Given information Block Start
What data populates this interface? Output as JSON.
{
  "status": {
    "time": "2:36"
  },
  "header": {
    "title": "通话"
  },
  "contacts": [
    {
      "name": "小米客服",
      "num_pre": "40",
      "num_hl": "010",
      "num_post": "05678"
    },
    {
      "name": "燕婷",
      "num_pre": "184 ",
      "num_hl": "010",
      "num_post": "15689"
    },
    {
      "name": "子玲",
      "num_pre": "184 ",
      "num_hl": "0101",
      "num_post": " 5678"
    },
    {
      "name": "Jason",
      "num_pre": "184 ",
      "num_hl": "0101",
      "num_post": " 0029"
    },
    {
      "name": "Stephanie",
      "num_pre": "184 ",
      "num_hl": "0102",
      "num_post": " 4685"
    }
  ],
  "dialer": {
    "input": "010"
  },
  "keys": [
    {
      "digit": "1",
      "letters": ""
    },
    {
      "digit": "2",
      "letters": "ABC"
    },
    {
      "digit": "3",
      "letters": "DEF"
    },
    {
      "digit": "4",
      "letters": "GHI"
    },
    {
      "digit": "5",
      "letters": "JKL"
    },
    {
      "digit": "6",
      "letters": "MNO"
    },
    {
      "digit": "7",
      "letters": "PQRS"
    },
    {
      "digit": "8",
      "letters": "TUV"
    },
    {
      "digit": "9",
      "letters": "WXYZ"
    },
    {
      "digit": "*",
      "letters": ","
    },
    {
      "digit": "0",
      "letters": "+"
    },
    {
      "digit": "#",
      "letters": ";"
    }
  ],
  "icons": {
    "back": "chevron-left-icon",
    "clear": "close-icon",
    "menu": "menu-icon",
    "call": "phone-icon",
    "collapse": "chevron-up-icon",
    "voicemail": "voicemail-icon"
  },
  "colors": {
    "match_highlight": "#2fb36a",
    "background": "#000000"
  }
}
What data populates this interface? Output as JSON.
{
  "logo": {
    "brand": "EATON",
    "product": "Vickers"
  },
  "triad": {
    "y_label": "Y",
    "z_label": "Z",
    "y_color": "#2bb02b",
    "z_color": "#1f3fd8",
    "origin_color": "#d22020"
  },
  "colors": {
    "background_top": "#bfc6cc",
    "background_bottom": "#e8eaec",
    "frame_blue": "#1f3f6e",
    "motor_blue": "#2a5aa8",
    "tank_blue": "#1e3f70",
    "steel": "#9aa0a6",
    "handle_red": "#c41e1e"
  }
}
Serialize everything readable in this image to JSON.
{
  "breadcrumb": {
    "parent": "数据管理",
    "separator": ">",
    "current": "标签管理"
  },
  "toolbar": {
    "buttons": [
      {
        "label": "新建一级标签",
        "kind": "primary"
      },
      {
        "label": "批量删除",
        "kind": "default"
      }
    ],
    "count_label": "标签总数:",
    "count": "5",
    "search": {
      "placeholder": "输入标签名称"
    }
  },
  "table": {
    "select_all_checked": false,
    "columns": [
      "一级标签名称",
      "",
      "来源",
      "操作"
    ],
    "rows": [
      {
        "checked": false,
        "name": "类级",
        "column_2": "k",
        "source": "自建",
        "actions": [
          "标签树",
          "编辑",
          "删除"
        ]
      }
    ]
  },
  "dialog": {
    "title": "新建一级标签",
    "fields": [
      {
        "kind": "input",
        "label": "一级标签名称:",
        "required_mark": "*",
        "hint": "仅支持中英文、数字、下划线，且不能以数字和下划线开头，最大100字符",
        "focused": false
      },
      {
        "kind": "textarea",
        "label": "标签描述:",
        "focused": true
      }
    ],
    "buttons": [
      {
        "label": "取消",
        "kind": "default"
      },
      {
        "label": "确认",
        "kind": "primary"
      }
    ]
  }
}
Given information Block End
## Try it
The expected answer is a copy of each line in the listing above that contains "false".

## Solution to this exercise
    "select_all_checked": false,
        "checked": false,
        "focused": false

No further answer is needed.